Data in this exercise Start Marker
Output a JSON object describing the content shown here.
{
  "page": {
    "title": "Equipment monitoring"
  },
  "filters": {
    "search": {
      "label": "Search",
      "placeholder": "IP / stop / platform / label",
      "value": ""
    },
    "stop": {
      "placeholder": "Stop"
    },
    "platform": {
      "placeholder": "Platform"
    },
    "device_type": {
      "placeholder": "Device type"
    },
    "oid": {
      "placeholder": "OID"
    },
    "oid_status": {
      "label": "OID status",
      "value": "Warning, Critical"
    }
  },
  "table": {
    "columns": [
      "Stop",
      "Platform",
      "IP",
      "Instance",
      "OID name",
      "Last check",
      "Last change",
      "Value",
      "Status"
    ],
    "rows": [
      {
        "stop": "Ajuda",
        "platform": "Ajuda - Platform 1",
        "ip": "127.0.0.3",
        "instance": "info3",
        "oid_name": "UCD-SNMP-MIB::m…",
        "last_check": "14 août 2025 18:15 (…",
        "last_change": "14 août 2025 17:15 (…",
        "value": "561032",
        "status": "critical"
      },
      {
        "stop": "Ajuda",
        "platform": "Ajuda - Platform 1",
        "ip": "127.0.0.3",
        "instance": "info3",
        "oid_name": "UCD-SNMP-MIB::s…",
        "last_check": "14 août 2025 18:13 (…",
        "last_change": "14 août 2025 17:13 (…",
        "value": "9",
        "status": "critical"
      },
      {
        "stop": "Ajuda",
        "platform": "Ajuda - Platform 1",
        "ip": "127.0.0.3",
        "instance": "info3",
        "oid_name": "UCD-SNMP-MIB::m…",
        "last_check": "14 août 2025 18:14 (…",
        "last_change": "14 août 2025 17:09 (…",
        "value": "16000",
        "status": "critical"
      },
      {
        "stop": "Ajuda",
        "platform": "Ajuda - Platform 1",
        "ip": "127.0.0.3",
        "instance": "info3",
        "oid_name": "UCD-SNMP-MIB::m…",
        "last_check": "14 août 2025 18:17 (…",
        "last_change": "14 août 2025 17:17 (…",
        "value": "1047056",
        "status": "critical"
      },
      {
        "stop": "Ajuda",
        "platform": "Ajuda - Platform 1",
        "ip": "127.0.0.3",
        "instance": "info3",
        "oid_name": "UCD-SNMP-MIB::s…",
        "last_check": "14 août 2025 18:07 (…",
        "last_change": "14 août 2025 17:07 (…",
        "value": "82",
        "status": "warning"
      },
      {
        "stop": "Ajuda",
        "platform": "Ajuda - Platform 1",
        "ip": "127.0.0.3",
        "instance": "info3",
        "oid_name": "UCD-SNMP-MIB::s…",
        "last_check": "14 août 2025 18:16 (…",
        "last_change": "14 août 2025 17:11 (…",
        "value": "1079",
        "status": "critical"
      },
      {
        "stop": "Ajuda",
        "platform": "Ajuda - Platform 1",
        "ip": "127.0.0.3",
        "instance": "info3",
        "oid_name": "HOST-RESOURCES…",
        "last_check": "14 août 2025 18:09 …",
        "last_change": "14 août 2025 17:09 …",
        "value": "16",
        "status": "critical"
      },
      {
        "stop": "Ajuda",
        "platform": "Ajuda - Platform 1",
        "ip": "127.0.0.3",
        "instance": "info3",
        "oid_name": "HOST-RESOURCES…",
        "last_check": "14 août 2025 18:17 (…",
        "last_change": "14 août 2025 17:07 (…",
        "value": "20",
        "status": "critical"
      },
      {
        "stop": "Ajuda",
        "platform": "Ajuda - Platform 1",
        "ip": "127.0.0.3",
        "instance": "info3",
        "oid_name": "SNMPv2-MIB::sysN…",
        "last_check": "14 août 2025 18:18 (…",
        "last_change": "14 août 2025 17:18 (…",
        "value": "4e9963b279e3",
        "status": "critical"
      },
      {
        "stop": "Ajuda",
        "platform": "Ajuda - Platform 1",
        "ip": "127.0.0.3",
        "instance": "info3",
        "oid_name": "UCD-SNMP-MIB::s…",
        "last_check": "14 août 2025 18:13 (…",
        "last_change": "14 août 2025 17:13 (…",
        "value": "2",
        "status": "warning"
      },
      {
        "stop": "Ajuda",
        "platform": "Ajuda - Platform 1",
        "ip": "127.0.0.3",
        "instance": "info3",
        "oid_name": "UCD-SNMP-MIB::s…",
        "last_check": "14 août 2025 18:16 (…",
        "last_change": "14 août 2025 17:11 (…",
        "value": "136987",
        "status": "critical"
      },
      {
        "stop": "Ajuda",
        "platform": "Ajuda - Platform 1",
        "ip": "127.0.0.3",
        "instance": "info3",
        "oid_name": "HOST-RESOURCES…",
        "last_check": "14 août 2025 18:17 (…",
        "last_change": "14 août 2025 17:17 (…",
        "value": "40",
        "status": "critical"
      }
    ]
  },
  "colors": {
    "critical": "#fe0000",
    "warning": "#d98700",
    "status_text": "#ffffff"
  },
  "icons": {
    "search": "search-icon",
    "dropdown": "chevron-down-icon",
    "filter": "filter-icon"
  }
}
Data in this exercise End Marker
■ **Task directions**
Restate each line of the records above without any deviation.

■ **Response area**
Output a JSON object describing the content shown here.
{
  "page": {
    "title": "Equipment monitoring"
  },
  "filters": {
    "search": {
      "label": "Search",
      "placeholder": "IP / stop / platform / label",
      "value": ""
    },
    "stop": {
      "placeholder": "Stop"
    },
    "platform": {
      "placeholder": "Platform"
    },
    "device_type": {
      "placeholder": "Device type"
    },
    "oid": {
      "placeholder": "OID"
    },
    "oid_status": {
      "label": "OID status",
      "value": "Warning, Critical"
    }
  },
  "table": {
    "columns": [
      "Stop",
      "Platform",
      "IP",
      "Instance",
      "OID name",
      "Last check",
      "Last change",
      "Value",
      "Status"
    ],
    "rows": [
      {
        "stop": "Ajuda",
        "platform": "Ajuda - Platform 1",
        "ip": "127.0.0.3",
        "instance": "info3",
        "oid_name": "UCD-SNMP-MIB::m…",
        "last_check": "14 août 2025 18:15 (…",
        "last_change": "14 août 2025 17:15 (…",
        "value": "561032",
        "status": "critical"
      },
      {
        "stop": "Ajuda",
        "platform": "Ajuda - Platform 1",
        "ip": "127.0.0.3",
        "instance": "info3",
        "oid_name": "UCD-SNMP-MIB::s…",
        "last_check": "14 août 2025 18:13 (…",
        "last_change": "14 août 2025 17:13 (…",
        "value": "9",
        "status": "critical"
      },
      {
        "stop": "Ajuda",
        "platform": "Ajuda - Platform 1",
        "ip": "127.0.0.3",
        "instance": "info3",
        "oid_name": "UCD-SNMP-MIB::m…",
        "last_check": "14 août 2025 18:14 (…",
        "last_change": "14 août 2025 17:09 (…",
        "value": "16000",
        "status": "critical"
      },
      {
        "stop": "Ajuda",
        "platform": "Ajuda - Platform 1",
        "ip": "127.0.0.3",
        "instance": "info3",
        "oid_name": "UCD-SNMP-MIB::m…",
        "last_check": "14 août 2025 18:17 (…",
        "last_change": "14 août 2025 17:17 (…",
        "value": "1047056",
        "status": "critical"
      },
      {
        "stop": "Ajuda",
        "platform": "Ajuda - Platform 1",
        "ip": "127.0.0.3",
        "instance": "info3",
        "oid_name": "UCD-SNMP-MIB::s…",
        "last_check": "14 août 2025 18:07 (…",
        "last_change": "14 août 2025 17:07 (…",
        "value": "82",
        "status": "warning"
      },
      {
        "stop": "Ajuda",
        "platform": "Ajuda - Platform 1",
        "ip": "127.0.0.3",
        "instance": "info3",
        "oid_name": "UCD-SNMP-MIB::s…",
        "last_check": "14 août 2025 18:16 (…",
        "last_change": "14 août 2025 17:11 (…",
        "value": "1079",
        "status": "critical"
      },
      {
        "stop": "Ajuda",
        "platform": "Ajuda - Platform 1",
        "ip": "127.0.0.3",
        "instance": "info3",
        "oid_name": "HOST-RESOURCES…",
        "last_check": "14 août 2025 18:09 …",
        "last_change": "14 août 2025 17:09 …",
        "value": "16",
        "status": "critical"
      },
      {
        "stop": "Ajuda",
        "platform": "Ajuda - Platform 1",
        "ip": "127.0.0.3",
        "instance": "info3",
        "oid_name": "HOST-RESOURCES…",
        "last_check": "14 août 2025 18:17 (…",
        "last_change": "14 août 2025 17:07 (…",
        "value": "20",
        "status": "critical"
      },
      {
        "stop": "Ajuda",
        "platform": "Ajuda - Platform 1",
        "ip": "127.0.0.3",
        "instance": "info3",
        "oid_name": "SNMPv2-MIB::sysN…",
        "last_check": "14 août 2025 18:18 (…",
        "last_change": "14 août 2025 17:18 (…",
        "value": "4e9963b279e3",
        "status": "critical"
      },
      {
        "stop": "Ajuda",
        "platform": "Ajuda - Platform 1",
        "ip": "127.0.0.3",
        "instance": "info3",
        "oid_name": "UCD-SNMP-MIB::s…",
        "last_check": "14 août 2025 18:13 (…",
        "last_change": "14 août 2025 17:13 (…",
        "value": "2",
        "status": "warning"
      },
      {
        "stop": "Ajuda",
        "platform": "Ajuda - Platform 1",
        "ip": "127.0.0.3",
        "instance": "info3",
        "oid_name": "UCD-SNMP-MIB::s…",
        "last_check": "14 août 2025 18:16 (…",
        "last_change": "14 août 2025 17:11 (…",
        "value": "136987",
        "status": "critical"
      },
      {
        "stop": "Ajuda",
        "platform": "Ajuda - Platform 1",
        "ip": "127.0.0.3",
        "instance": "info3",
        "oid_name": "HOST-RESOURCES…",
        "last_check": "14 août 2025 18:17 (…",
        "last_change": "14 août 2025 17:17 (…",
        "value": "40",
        "status": "critical"
      }
    ]
  },
  "colors": {
    "critical": "#fe0000",
    "warning": "#d98700",
    "status_text": "#ffffff"
  },
  "icons": {
    "search": "search-icon",
    "dropdown": "chevron-down-icon",
    "filter": "filter-icon"
  }
}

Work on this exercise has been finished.